Chicago Childhood Diabetes Registry
The goal of this study is to investigate the epidemiology and natural history of childhood-onset diabetes, whether of autoimmune, non-autoimmune, or mixed etiology in affected probands and their relatives.
Behavioral: Disease Surveillance, Family Studies, Questionnaire Followup
|Study Design:||Observational Model: Case-Only|
|Official Title:||Population-based Epidemiologic Study of Childhood Diabetes in Chicago: a) Disease Surveillance; b) Family Studies; c) Questionnaire Followup.|
|Study Start Date:||July 1992|
|Study Completion Date:||September 2005|
|Primary Completion Date:||September 2005 (Final data collection date for primary outcome measure)|
The goal of this study is to investigate the epidemiology and natural history of childhood-onset diabetes, whether of autoimmune, non-autoimmune, or mixed etiology in affected probands and their relatives. The following hypotheses frame the research questions to be addressed:

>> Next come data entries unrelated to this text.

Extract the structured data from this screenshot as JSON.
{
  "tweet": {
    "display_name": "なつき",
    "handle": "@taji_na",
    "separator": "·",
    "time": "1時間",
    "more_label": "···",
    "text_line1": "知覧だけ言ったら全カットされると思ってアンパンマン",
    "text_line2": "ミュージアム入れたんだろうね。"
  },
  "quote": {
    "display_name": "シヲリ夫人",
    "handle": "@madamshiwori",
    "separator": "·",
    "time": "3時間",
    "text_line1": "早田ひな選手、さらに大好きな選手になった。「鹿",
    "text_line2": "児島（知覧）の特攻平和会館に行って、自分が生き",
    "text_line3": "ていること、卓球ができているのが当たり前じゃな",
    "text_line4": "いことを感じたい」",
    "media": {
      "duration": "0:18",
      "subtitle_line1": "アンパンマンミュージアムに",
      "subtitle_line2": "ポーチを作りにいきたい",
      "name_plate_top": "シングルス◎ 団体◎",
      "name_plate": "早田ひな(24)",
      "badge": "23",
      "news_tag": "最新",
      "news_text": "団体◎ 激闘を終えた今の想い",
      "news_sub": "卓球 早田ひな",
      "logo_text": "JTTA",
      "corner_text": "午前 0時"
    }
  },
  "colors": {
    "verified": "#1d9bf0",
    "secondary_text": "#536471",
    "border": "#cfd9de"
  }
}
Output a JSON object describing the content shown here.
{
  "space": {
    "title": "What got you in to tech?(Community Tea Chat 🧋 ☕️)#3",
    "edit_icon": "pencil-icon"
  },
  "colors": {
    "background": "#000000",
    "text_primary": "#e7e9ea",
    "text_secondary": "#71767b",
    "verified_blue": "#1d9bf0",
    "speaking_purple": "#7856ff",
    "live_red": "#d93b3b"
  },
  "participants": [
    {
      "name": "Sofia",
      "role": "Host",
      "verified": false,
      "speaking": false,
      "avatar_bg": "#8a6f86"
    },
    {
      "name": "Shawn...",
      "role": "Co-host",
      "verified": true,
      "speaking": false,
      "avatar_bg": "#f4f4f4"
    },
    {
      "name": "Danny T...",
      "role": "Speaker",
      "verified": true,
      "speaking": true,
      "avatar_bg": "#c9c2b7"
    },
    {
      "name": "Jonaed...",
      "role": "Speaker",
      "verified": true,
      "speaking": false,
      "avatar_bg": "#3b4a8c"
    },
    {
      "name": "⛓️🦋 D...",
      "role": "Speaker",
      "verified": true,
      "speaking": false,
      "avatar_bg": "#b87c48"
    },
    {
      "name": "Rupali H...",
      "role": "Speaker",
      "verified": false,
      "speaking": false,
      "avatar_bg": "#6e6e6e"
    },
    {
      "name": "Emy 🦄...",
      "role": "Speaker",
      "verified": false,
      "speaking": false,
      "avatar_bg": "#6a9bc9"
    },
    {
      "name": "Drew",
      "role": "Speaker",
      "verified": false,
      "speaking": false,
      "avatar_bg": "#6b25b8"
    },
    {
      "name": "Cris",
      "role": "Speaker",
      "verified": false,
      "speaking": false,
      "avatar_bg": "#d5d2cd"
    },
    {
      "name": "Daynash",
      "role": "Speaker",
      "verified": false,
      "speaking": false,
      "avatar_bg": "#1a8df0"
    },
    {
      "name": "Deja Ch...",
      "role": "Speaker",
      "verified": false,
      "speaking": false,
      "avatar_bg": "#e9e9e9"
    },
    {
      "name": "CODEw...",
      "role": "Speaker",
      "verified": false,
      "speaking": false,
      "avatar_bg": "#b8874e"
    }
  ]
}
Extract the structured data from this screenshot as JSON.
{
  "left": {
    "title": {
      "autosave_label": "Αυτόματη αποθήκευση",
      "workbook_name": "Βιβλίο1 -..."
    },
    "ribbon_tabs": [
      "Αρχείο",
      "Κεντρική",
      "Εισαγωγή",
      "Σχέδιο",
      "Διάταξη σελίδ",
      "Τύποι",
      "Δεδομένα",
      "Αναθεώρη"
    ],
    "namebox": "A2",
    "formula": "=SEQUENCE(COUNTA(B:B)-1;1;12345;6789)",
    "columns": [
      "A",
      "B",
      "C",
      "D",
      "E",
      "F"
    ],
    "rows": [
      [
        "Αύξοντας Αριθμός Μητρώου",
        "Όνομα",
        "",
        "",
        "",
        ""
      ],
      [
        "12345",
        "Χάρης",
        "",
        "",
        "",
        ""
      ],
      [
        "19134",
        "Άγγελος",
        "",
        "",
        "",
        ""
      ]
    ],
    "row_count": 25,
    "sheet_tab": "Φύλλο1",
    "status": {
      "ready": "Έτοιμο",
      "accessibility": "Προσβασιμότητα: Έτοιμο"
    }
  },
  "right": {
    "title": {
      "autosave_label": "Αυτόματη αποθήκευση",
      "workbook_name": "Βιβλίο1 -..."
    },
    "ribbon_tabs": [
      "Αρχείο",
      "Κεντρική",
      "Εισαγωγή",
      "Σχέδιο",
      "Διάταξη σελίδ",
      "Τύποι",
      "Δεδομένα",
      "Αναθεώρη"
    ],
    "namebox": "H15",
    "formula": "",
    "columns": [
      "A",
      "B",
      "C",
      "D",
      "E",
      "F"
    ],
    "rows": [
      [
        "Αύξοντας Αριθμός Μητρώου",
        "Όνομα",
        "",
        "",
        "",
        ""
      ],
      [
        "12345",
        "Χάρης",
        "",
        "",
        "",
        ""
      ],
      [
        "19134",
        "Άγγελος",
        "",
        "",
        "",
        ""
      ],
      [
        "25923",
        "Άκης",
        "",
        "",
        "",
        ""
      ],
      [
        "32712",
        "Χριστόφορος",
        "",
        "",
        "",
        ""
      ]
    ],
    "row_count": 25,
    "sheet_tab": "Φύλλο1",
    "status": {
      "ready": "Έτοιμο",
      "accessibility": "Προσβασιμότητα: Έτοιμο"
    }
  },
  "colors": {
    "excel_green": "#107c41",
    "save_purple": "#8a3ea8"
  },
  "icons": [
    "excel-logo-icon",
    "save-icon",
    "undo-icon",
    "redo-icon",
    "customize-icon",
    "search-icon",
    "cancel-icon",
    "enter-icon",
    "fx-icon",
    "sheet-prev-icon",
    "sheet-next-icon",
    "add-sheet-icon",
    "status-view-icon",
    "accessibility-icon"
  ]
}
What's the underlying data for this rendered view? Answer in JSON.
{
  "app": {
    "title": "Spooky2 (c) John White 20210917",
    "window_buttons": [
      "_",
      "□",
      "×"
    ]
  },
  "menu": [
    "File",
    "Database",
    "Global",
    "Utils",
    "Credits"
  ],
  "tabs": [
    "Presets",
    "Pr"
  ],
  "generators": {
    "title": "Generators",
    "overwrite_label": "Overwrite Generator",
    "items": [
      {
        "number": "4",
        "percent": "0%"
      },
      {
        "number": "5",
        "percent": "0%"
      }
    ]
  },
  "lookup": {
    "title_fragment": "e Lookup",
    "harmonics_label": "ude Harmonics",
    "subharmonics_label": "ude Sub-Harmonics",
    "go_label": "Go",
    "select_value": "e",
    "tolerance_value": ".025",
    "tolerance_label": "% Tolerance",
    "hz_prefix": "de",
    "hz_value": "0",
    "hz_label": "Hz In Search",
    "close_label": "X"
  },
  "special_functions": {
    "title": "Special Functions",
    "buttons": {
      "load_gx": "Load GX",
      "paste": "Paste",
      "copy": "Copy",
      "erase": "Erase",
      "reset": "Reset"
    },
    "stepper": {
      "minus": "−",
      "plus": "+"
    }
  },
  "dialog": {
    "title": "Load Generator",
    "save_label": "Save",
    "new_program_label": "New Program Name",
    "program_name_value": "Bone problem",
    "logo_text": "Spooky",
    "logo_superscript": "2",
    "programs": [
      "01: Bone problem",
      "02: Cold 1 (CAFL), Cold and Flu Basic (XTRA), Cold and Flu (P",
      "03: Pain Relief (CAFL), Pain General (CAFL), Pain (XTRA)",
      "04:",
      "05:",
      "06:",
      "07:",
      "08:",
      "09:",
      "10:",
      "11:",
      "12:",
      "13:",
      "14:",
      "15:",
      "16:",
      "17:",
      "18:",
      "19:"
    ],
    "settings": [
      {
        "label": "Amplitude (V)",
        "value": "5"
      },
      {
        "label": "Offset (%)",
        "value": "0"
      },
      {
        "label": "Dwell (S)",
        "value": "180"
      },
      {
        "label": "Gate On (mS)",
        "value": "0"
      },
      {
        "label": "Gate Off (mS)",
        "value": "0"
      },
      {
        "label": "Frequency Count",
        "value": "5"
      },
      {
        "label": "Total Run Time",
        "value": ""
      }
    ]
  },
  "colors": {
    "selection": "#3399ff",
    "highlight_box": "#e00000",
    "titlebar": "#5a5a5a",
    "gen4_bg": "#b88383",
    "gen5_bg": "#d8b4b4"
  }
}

Hypothesis 1. Diabetes as it occurs in youth derives from a spectrum of etiologic processes, from the insulinopenia of autoimmune type 1 to obesity-related, insulin-resistant type 2 diabetes. A subset of children develop diabetes through a combination of the 2 major etiologic pathways, with autoimmune ß-cell destruction aggravated by the presence of insulin resistance related to genetic susceptibility, obesity and/or physical inactivity. A fraction of young patients are unclassifiable at onset due to severe symptomatology and ambiguities in measures of ß-cell function. This poses the research challenge of misclassification of disease, as well as the clinical difficulty of potentially inappropriate treatment … Since patients are drawn from the city-wide registry, clustering of genetic and behavioral risk factors will be systematically identified without the selection bias inherent in case series and clinic-based studies.
- Is it feasible to distinguish type 1 from early-onset type 2 diabetes at diagnosis? Which demographic, clinical, and family characteristics are most useful?
- Is the risk of developing diabetes among siblings of early-onset type 2 or mixed cases equivalent to that for siblings of type 1 patients? Which characteristics are most predictive of risk? Hypothesis 2. Changes in the epidemiologic parameters of childhood diabetes over the past 2 decades are directly related to changes in the prevalence of risk factors for both type 1 and type 2 diabetes, including obesity, physical inactivity, and perinatal exposures.
- Is change in the incidence of childhood diabetes occurring uniformly across all age-, sex- and ethnic strata?
- Are secular changes in type 2 incidence rates continuing, and is this occurring in all age-, sex- and ethnic strata? Hypothesis 3. A complex interplay of heritable, behavioral, and treatment factors can accelerate or delay the development of chronic diabetes complications. It is particularly compelling to understand this process in young patients, those with the most years of productive life at risk. … Recent observations indicate that features of the metabolic syndrome, over and above glycemic control, are potent risk factors for macrovascular complications. Familial aggregation of these traits may itself play a role in determining the risk of chronic complications among young people with diabetes.
- Do young people with diabetes who demonstrate signs and symptoms of early complications have greater insulin resistance or other characteristics that distinguish them from those patients who are free of complications, controlled for disease duration and metabolic control?
- Do young patients with early signs/symptoms of complications have more parents who themselves have elevated cardiovascular disease risk factors, than patients who are free of chronic complications, controlled for disease duration and metabolic control?
Please refer to this study by its ClinicalTrials.gov identifier: NCT00204009
|United States, Illinois|
|The University of Chicago, Biological Sciences Division, Pritzker School of Medicine|
|Chicago, Illinois, United States, 60637|
|Principal Investigator:||Rebecca B Lipton, PhD||University of Chicago|